My last several set-ups have all had three identical mains, across the front.
My current set-up employs Seaton Catalyst12C, three of them. My center is currently horizontally config'd, with little to no audible issue when compared to the normal vertical orientation due to the coaxial design of the MF/HF drive section. From around 180hz on up, the coax handles everything. Since the (2)12" LF drives are separated by less than a foot, and only cover a limited range, the audible difference between horizontal and vertical orientation are minimal.
I'm eventually moving toward an AT screen, however our current system utilizes a 65" plasma display. Our non-dedicated family room is quite modest in size (25x13), and is as multi-function as they come. The amount of gear in this room is already significant. Everyone's patient with all the gear, but moving to a projection system is a step that changes the home's circular floor plan, to two dead ends
! Even in a temp scenario, big step. I'm working on it. They do love the superb audio.
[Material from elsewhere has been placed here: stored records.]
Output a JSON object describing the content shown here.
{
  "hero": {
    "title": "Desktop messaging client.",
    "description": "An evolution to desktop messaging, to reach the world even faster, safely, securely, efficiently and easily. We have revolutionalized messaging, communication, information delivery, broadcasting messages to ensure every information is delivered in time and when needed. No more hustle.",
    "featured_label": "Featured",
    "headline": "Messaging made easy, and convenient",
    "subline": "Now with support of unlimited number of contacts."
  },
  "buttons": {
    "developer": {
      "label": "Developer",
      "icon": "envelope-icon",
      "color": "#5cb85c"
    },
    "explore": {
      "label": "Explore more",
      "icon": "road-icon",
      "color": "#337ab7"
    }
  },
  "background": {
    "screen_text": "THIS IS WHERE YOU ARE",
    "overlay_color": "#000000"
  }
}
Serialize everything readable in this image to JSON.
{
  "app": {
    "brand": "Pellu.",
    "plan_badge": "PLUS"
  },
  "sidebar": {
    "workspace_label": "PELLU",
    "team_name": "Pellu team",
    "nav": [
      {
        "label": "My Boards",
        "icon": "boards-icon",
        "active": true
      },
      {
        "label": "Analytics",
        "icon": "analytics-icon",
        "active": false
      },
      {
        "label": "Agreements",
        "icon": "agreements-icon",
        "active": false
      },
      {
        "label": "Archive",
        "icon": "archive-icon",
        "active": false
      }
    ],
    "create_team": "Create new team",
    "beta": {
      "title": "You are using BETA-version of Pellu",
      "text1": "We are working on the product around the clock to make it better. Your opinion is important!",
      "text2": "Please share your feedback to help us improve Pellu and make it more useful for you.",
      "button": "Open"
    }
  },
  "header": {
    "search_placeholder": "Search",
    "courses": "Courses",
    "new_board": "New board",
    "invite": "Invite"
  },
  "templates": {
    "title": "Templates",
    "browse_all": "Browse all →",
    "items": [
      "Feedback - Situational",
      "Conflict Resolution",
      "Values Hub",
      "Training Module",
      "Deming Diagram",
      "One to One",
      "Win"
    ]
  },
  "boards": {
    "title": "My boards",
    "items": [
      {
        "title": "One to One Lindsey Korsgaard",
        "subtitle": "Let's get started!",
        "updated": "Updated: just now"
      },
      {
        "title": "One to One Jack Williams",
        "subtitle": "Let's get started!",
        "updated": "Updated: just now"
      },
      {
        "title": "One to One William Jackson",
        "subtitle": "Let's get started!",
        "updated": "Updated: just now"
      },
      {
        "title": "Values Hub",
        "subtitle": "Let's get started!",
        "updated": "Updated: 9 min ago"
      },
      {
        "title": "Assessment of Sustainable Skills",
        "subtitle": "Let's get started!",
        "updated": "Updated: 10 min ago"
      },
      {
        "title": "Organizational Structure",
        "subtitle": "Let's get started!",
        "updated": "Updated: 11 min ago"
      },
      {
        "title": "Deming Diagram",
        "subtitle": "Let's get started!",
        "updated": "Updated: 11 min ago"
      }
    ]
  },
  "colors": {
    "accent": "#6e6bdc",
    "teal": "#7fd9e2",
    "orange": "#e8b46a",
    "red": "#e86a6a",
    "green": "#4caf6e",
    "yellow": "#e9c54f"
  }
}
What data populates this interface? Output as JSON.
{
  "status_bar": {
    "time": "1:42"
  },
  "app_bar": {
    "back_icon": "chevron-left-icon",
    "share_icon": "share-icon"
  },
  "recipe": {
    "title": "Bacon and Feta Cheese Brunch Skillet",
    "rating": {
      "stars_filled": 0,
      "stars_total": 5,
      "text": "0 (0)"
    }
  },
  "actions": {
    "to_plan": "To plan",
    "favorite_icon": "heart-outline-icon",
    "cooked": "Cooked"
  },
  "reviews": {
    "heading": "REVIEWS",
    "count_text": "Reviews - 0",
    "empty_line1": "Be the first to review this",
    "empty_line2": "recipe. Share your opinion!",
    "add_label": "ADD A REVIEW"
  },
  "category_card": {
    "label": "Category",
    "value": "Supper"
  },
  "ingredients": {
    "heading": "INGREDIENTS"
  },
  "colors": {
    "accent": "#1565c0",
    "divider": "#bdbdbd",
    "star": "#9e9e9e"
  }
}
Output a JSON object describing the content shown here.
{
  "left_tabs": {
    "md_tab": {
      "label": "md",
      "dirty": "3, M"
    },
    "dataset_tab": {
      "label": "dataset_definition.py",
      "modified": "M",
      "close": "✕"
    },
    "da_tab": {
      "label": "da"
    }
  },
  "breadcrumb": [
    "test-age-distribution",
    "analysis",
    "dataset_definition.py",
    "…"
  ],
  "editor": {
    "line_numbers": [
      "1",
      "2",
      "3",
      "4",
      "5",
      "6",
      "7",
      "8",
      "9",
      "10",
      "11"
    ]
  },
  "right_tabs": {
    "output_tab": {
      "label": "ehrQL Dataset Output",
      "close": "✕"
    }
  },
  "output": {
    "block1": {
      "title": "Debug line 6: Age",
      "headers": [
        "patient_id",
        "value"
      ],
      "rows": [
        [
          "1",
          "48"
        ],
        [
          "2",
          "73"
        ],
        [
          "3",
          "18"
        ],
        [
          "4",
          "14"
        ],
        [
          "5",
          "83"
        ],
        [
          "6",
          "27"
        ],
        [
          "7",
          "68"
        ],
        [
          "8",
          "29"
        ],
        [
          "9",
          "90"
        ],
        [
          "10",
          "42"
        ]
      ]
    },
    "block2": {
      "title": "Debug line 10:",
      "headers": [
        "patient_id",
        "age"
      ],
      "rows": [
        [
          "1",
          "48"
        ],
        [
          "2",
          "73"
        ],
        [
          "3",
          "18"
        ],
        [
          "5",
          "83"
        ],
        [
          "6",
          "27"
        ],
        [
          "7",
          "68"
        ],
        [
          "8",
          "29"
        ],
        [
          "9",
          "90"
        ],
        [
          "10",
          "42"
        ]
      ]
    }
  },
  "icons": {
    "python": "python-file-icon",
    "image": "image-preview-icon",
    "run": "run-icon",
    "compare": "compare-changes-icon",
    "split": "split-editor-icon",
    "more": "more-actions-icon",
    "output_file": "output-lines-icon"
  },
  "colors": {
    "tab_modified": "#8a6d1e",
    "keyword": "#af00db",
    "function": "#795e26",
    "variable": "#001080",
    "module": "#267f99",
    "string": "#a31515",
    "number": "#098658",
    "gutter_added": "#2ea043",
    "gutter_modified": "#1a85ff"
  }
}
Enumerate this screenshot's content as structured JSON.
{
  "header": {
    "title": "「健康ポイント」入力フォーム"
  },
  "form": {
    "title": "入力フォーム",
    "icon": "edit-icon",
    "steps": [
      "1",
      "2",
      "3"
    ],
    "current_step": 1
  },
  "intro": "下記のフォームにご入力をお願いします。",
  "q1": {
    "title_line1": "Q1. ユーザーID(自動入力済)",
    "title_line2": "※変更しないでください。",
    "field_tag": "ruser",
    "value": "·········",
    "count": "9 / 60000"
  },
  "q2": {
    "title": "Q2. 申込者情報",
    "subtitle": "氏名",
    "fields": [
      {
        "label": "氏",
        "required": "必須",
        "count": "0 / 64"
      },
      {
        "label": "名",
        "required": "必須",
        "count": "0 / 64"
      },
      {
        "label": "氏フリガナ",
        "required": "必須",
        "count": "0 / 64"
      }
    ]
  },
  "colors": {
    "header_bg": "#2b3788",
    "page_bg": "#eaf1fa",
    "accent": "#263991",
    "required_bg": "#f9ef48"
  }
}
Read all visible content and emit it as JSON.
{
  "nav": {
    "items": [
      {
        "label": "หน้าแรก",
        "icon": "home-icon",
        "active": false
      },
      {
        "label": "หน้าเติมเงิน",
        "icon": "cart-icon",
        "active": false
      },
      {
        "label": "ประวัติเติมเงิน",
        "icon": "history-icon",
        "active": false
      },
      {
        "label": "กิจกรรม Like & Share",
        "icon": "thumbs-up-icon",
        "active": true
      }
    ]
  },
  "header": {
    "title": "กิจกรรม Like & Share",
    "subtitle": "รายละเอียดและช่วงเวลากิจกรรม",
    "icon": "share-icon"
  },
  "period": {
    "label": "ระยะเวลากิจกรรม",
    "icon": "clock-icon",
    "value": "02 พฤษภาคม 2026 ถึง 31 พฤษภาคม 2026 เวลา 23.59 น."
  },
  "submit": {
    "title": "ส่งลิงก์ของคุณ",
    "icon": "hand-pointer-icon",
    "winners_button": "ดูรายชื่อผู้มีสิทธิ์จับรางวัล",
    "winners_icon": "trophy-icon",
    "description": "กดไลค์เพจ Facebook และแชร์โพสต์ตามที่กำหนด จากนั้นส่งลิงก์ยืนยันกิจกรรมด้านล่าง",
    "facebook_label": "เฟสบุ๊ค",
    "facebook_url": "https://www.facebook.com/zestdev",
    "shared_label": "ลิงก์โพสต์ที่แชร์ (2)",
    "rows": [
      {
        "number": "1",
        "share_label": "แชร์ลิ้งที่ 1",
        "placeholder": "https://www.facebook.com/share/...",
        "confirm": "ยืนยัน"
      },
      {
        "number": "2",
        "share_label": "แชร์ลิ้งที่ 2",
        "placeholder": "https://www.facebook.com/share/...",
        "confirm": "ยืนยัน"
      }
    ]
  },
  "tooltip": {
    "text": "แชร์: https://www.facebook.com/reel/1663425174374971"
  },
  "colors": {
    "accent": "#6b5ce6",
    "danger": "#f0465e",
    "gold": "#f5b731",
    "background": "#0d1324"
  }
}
Originally Posted by commsysman
It is very instructive that NO manufacturer recommends three identical speakers for the front.
The requirements for best performance are totally different for front L/R speakers and center speakers, and that is why they design dedicated center speakers.
This is multi-channel 101, and essentially the first and perhaps one of the most important starting points of system design and implementation; three identical loudspeakers across the front.
Originally Posted by Newbie01
As soon as you change the orientation of a speaker from vertical to horizontal you change the speaker. Even if it is the exact same speaker.
This depends on the speaker. Coaxial designs, such as the Seaton Catalyst family, change very little according to orientation. Front baffle diffraction may
impact someaberrations response abberations, however audibility would be questionable.
Originally Posted by Nethawk
Until manufacturers begin producing acoustically transparent flat screen displays the ability to distance ourselves from horizontally placed center channel speakers just ain't gonna happen.
There's a variety of solutions other than the typical horizontal center. I've had outstanding results from covering a room from directly above the display, angled down,... and L&R angled down and in. My background is laden with pro audio experience, and this is essential stuff, ie., covering a room from slightly above, angled down and in. My first HT I never gave a horizontal center a thought. My display height dictated my center channel elevation, and left and right should always be in the exact same height for uniformity.
Anything less was never an option.
Originally Posted by wse
The center channel’s job is a tough one.
Isn't that the understatement? All too often we see ill advised, ill optimized, poorly designed center channels. Yeah, it's that important.Edited by FOH - 4/7/13 at 8:42am